*** Provided material ***

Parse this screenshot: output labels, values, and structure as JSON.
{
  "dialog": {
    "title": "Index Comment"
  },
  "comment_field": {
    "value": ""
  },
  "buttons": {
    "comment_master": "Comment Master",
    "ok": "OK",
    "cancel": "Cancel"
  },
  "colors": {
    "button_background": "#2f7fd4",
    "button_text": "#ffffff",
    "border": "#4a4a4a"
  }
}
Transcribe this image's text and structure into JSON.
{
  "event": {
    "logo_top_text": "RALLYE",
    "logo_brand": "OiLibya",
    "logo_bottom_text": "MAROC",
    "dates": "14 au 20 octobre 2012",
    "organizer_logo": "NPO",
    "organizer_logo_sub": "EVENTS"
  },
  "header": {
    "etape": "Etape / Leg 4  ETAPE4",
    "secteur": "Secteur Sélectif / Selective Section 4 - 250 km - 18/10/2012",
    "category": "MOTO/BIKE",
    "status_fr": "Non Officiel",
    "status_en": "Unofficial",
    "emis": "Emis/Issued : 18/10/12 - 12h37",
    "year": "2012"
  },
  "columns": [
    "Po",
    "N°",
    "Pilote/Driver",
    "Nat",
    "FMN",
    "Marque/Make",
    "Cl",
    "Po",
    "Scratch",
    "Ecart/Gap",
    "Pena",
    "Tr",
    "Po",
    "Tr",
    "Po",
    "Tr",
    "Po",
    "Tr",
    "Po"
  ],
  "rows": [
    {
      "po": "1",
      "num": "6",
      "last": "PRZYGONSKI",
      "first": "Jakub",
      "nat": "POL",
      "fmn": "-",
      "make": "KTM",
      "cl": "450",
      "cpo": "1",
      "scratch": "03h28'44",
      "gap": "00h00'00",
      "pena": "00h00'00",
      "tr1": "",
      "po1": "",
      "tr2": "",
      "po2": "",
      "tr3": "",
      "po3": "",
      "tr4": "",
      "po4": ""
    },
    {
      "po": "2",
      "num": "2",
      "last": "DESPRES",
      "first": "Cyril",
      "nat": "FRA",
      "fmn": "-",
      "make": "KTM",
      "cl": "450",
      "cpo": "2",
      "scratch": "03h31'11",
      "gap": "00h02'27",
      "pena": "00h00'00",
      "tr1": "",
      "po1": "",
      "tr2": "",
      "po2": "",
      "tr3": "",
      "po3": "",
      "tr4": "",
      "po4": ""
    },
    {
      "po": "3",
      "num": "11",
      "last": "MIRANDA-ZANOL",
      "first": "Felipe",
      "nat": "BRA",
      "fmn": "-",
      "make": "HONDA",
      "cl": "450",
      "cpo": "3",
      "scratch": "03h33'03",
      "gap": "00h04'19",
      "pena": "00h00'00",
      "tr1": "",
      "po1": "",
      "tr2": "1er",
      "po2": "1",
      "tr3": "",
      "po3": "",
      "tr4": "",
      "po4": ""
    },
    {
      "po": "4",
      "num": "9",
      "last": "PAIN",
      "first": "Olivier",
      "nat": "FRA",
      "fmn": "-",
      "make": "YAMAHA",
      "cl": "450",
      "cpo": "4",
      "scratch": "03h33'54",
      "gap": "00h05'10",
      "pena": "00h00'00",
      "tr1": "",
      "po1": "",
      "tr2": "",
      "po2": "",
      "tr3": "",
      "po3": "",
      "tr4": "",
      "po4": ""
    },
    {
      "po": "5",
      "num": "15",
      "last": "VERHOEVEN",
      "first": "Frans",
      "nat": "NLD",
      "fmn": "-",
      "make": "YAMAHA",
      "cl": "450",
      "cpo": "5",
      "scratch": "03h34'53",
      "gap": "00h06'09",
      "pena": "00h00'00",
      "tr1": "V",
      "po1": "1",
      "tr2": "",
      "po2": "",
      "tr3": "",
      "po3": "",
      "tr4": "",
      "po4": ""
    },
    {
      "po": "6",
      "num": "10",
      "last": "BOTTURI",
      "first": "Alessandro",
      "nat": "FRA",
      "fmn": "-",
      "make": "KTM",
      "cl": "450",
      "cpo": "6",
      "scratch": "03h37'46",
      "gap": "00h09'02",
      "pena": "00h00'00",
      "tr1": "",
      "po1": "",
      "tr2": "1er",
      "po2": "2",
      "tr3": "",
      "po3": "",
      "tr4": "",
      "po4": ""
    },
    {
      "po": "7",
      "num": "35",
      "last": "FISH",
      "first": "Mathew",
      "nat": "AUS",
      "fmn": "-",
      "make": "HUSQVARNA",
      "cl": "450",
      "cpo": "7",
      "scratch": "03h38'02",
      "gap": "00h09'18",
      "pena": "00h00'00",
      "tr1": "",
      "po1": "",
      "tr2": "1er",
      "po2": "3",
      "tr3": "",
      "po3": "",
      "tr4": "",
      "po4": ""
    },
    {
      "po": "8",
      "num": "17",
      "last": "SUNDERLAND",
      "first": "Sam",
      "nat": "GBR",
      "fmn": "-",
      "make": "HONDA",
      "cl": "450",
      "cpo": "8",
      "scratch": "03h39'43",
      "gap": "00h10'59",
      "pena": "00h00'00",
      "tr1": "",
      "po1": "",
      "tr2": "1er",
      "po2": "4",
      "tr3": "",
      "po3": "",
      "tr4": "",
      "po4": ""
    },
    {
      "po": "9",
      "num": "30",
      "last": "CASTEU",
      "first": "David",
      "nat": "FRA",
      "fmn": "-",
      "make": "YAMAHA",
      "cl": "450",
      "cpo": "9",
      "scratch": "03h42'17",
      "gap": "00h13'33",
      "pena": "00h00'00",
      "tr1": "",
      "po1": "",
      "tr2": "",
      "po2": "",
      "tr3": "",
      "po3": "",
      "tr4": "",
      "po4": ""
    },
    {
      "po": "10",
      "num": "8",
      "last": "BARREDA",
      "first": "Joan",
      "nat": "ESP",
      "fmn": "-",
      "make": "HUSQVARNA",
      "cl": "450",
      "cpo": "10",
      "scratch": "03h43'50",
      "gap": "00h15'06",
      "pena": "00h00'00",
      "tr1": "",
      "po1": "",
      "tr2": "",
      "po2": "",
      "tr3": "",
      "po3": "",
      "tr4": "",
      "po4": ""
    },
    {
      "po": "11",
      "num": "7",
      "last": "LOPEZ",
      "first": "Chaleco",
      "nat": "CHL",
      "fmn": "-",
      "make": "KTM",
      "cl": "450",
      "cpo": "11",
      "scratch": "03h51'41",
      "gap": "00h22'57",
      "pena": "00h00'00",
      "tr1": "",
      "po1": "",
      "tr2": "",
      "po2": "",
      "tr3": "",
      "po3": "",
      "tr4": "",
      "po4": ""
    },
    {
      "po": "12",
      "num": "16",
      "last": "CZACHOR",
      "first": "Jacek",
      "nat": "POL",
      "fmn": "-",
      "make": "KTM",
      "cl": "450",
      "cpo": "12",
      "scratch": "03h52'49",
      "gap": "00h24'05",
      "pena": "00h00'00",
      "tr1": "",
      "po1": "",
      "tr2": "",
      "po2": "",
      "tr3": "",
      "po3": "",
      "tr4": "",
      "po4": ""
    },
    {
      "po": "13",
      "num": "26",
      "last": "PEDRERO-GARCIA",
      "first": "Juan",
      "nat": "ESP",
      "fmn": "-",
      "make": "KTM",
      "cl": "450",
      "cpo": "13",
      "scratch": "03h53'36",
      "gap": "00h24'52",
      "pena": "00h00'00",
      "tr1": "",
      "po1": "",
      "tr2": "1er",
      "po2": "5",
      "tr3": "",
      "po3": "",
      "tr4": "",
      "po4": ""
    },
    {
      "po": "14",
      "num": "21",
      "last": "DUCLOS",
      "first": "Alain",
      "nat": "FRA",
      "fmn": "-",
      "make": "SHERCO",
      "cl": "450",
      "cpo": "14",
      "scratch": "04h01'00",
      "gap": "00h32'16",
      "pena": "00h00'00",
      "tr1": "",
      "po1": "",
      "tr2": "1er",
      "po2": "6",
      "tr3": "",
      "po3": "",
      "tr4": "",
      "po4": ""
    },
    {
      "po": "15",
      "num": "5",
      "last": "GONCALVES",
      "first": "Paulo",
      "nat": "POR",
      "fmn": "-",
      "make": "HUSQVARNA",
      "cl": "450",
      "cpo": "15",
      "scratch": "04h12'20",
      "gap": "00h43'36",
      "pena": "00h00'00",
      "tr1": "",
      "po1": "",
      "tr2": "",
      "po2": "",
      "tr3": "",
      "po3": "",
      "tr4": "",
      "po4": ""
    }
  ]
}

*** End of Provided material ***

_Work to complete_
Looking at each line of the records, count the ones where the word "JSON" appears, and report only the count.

_Finished task_
2